--- PROBLEM DETAILS ---
Pictures aside, repeat the listing below exactly.

--- DATA EXTRACTS ---

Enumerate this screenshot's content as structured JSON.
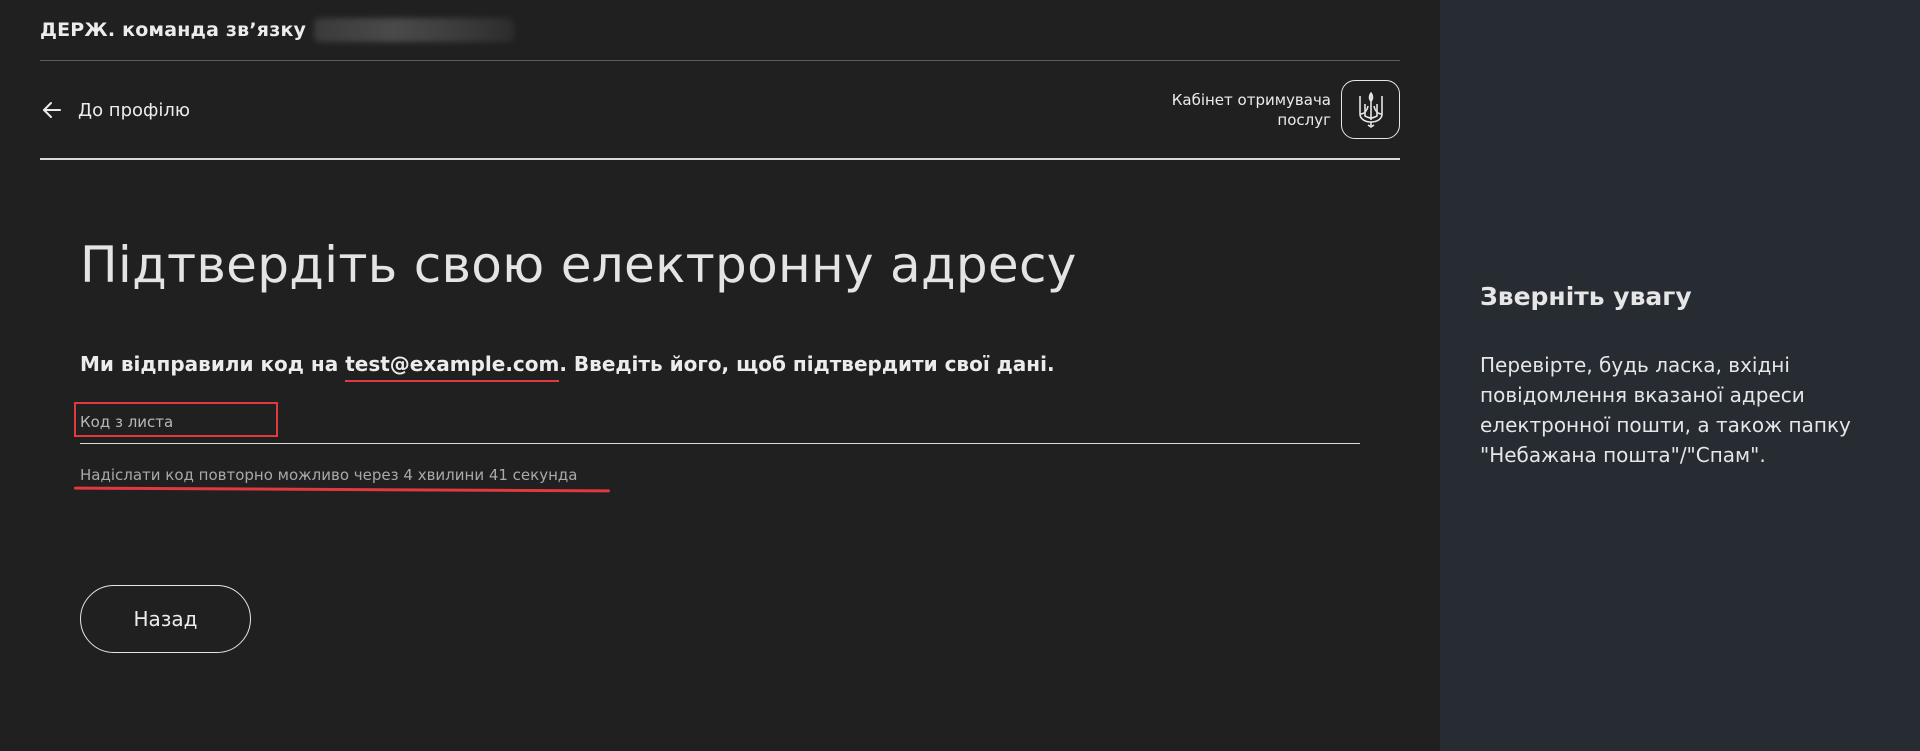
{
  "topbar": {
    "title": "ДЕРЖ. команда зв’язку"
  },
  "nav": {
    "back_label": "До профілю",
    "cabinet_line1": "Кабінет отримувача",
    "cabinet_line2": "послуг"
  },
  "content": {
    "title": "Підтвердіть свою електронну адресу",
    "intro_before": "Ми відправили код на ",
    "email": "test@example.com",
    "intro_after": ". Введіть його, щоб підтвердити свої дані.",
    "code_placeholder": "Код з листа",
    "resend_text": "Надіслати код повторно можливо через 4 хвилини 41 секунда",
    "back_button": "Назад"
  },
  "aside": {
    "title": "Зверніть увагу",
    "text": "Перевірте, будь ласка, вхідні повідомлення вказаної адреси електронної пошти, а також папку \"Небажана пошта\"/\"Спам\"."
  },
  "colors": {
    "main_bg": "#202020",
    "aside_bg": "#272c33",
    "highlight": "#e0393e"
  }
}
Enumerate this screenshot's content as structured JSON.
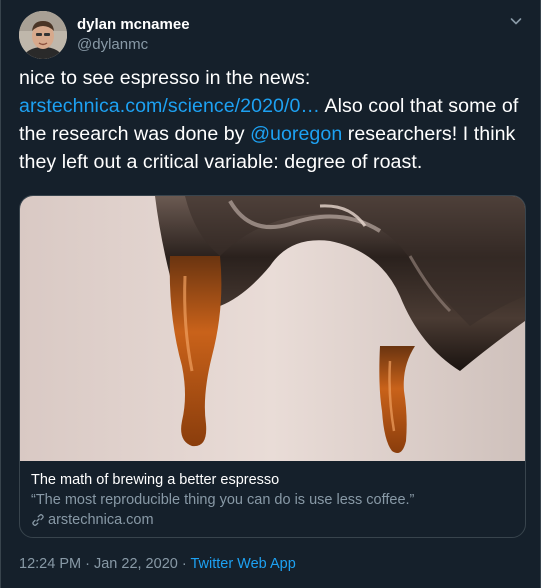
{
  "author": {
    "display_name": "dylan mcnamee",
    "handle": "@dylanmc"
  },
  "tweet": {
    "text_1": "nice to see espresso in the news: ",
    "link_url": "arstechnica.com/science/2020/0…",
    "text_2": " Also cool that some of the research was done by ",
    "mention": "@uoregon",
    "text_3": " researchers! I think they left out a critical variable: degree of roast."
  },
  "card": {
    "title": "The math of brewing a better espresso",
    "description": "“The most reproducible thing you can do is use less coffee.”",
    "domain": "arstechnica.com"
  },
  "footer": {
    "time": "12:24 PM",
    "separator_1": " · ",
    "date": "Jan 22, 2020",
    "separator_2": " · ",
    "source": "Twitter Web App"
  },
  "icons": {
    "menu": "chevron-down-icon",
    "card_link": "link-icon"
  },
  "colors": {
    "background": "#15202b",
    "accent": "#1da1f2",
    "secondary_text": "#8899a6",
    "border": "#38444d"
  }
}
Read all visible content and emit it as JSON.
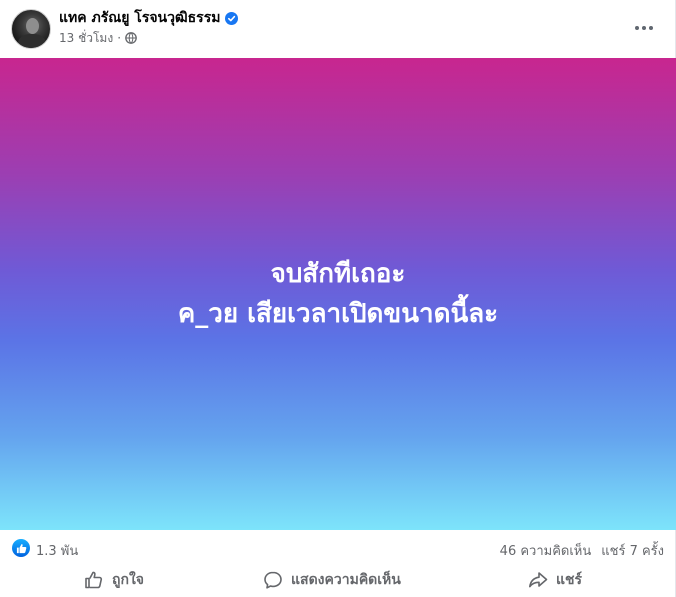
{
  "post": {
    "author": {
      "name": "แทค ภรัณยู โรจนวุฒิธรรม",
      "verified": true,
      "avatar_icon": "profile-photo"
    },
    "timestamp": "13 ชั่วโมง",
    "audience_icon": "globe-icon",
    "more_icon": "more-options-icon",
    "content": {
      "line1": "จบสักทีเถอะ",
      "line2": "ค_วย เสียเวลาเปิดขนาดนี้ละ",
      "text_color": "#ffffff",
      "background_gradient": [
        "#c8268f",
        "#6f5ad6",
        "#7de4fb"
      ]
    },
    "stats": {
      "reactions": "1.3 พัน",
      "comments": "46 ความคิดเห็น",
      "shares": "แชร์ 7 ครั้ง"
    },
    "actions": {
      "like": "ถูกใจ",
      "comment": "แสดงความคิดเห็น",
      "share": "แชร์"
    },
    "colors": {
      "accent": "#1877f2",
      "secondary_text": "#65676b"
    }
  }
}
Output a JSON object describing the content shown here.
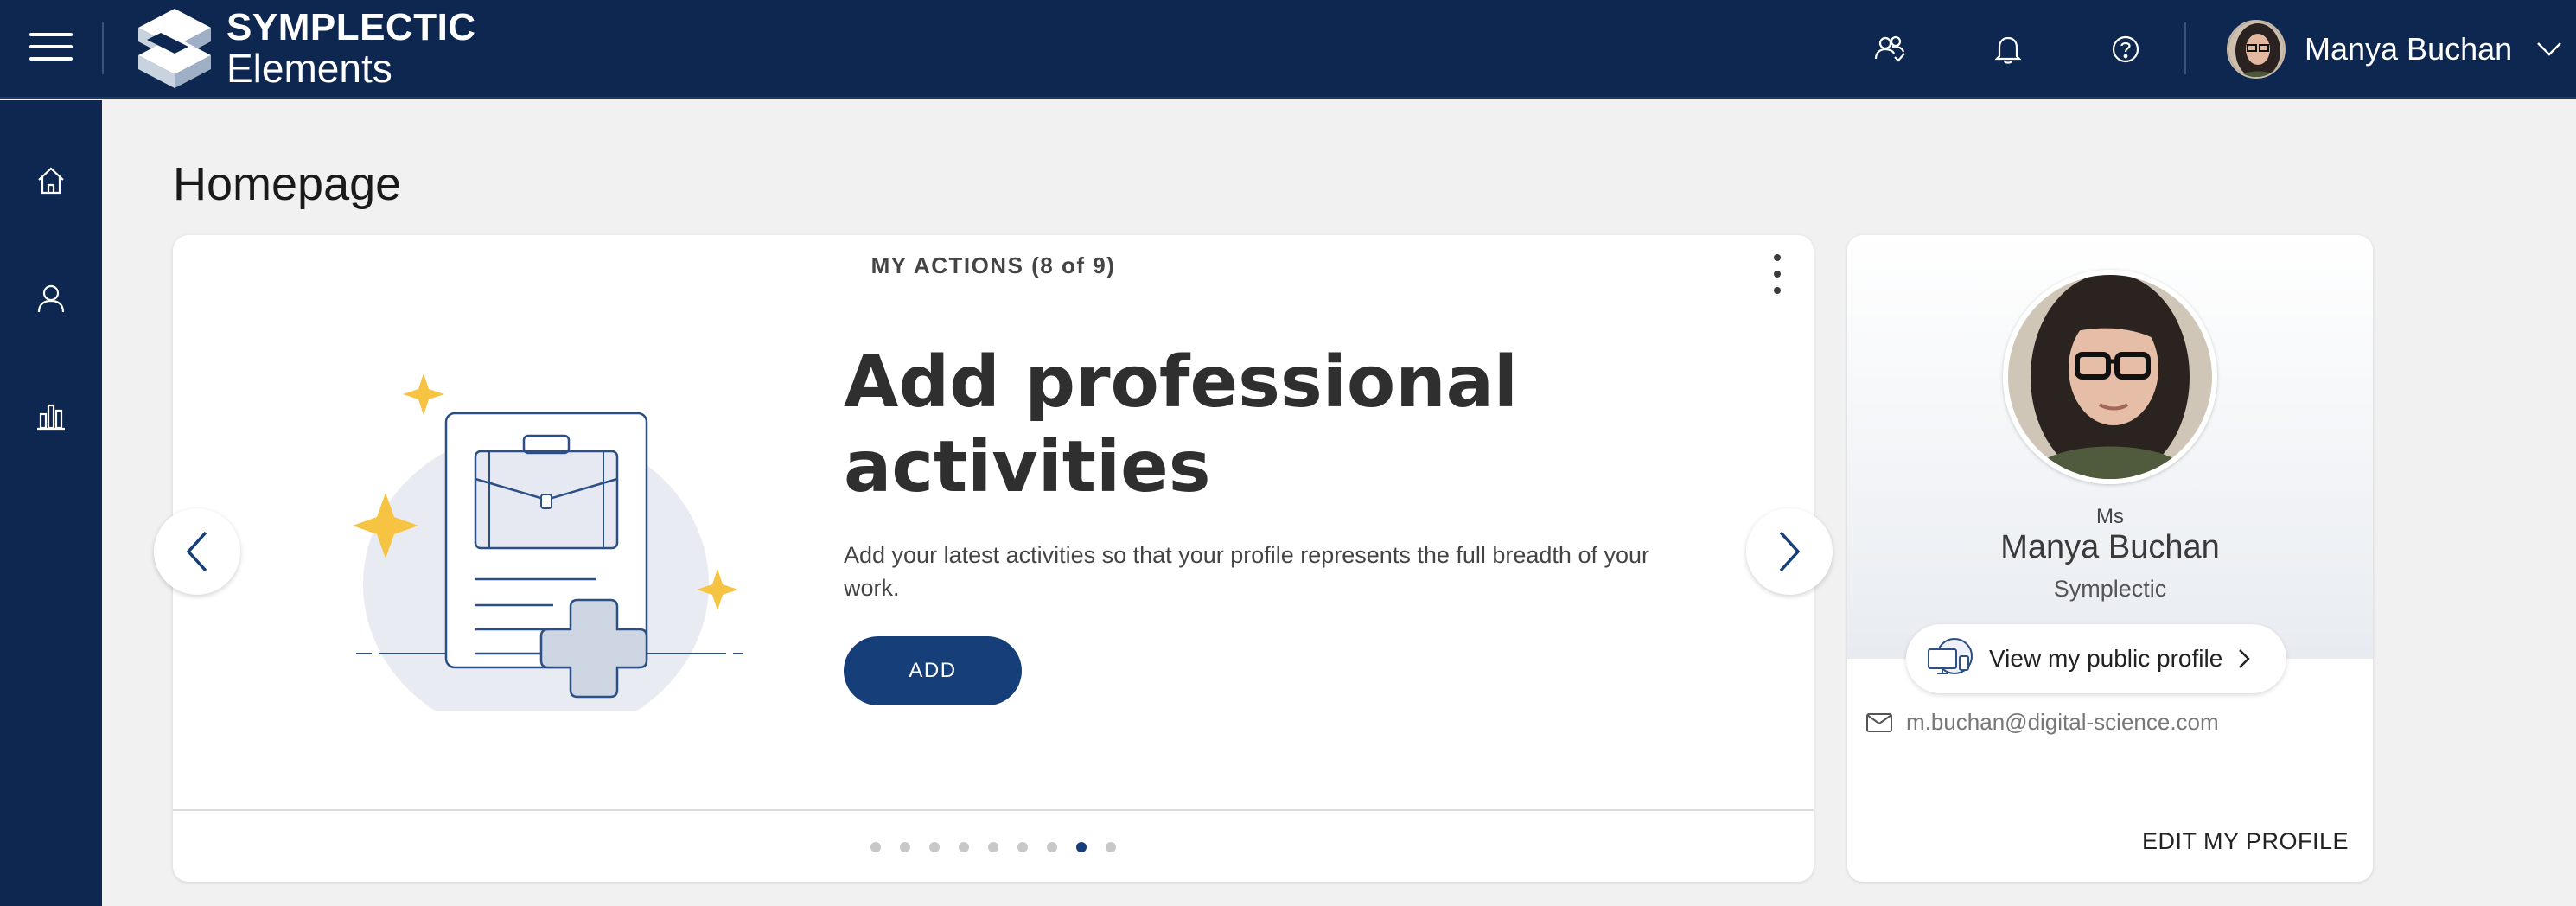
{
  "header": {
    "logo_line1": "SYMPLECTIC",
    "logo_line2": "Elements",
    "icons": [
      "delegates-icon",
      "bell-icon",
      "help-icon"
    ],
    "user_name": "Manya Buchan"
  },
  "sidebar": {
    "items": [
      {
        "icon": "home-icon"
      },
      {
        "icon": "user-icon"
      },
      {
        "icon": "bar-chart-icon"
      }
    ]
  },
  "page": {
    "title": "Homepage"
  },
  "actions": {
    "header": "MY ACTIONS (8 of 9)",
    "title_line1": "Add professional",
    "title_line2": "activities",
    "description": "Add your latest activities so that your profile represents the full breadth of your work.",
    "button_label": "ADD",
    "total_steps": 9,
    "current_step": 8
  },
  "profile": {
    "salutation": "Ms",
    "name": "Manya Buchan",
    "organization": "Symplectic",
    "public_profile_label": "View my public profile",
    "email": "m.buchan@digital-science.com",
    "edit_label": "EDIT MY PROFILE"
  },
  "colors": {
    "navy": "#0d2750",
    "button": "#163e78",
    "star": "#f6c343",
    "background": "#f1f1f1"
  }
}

--- SOLVED PROBLEM ---
Enumerate this screenshot's content as structured JSON.
{
  "topbar": {
    "title": "ДЕРЖ. команда зв’язку"
  },
  "nav": {
    "back_label": "До профілю",
    "cabinet_line1": "Кабінет отримувача",
    "cabinet_line2": "послуг"
  },
  "content": {
    "title": "Підтвердіть свою електронну адресу",
    "intro_before": "Ми відправили код на ",
    "email": "test@example.com",
    "intro_after": ". Введіть його, щоб підтвердити свої дані.",
    "code_placeholder": "Код з листа",
    "resend_text": "Надіслати код повторно можливо через 4 хвилини 41 секунда",
    "back_button": "Назад"
  },
  "aside": {
    "title": "Зверніть увагу",
    "text": "Перевірте, будь ласка, вхідні повідомлення вказаної адреси електронної пошти, а також папку \"Небажана пошта\"/\"Спам\"."
  },
  "colors": {
    "main_bg": "#202020",
    "aside_bg": "#272c33",
    "highlight": "#e0393e"
  }
}
Enumerate this screenshot's content as structured JSON.
{
  "author": {
    "display_name": "dylan mcnamee",
    "handle": "@dylanmc"
  },
  "tweet": {
    "text_1": "nice to see espresso in the news: ",
    "link_url": "arstechnica.com/science/2020/0…",
    "text_2": " Also cool that some of the research was done by ",
    "mention": "@uoregon",
    "text_3": " researchers! I think they left out a critical variable: degree of roast."
  },
  "card": {
    "title": "The math of brewing a better espresso",
    "description": "“The most reproducible thing you can do is use less coffee.”",
    "domain": "arstechnica.com"
  },
  "footer": {
    "time": "12:24 PM",
    "separator_1": " · ",
    "date": "Jan 22, 2020",
    "separator_2": " · ",
    "source": "Twitter Web App"
  },
  "icons": {
    "menu": "chevron-down-icon",
    "card_link": "link-icon"
  },
  "colors": {
    "background": "#15202b",
    "accent": "#1da1f2",
    "secondary_text": "#8899a6",
    "border": "#38444d"
  }
}
Read all visible content and emit it as JSON.
{
  "post": {
    "author": {
      "name": "แทค ภรัณยู โรจนวุฒิธรรม",
      "verified": true,
      "avatar_icon": "profile-photo"
    },
    "timestamp": "13 ชั่วโมง",
    "audience_icon": "globe-icon",
    "more_icon": "more-options-icon",
    "content": {
      "line1": "จบสักทีเถอะ",
      "line2": "ค_วย เสียเวลาเปิดขนาดนี้ละ",
      "text_color": "#ffffff",
      "background_gradient": [
        "#c8268f",
        "#6f5ad6",
        "#7de4fb"
      ]
    },
    "stats": {
      "reactions": "1.3 พัน",
      "comments": "46 ความคิดเห็น",
      "shares": "แชร์ 7 ครั้ง"
    },
    "actions": {
      "like": "ถูกใจ",
      "comment": "แสดงความคิดเห็น",
      "share": "แชร์"
    },
    "colors": {
      "accent": "#1877f2",
      "secondary_text": "#65676b"
    }
  }
}
Output a JSON object describing the content shown here.
{
  "header": {
    "logo_line1": "SYMPLECTIC",
    "logo_line2": "Elements",
    "icons": [
      "delegates-icon",
      "bell-icon",
      "help-icon"
    ],
    "user_name": "Manya Buchan"
  },
  "sidebar": {
    "items": [
      {
        "icon": "home-icon"
      },
      {
        "icon": "user-icon"
      },
      {
        "icon": "bar-chart-icon"
      }
    ]
  },
  "page": {
    "title": "Homepage"
  },
  "actions": {
    "header": "MY ACTIONS (8 of 9)",
    "title_line1": "Add professional",
    "title_line2": "activities",
    "description": "Add your latest activities so that your profile represents the full breadth of your work.",
    "button_label": "ADD",
    "total_steps": 9,
    "current_step": 8
  },
  "profile": {
    "salutation": "Ms",
    "name": "Manya Buchan",
    "organization": "Symplectic",
    "public_profile_label": "View my public profile",
    "email": "m.buchan@digital-science.com",
    "edit_label": "EDIT MY PROFILE"
  },
  "colors": {
    "navy": "#0d2750",
    "button": "#163e78",
    "star": "#f6c343",
    "background": "#f1f1f1"
  }
}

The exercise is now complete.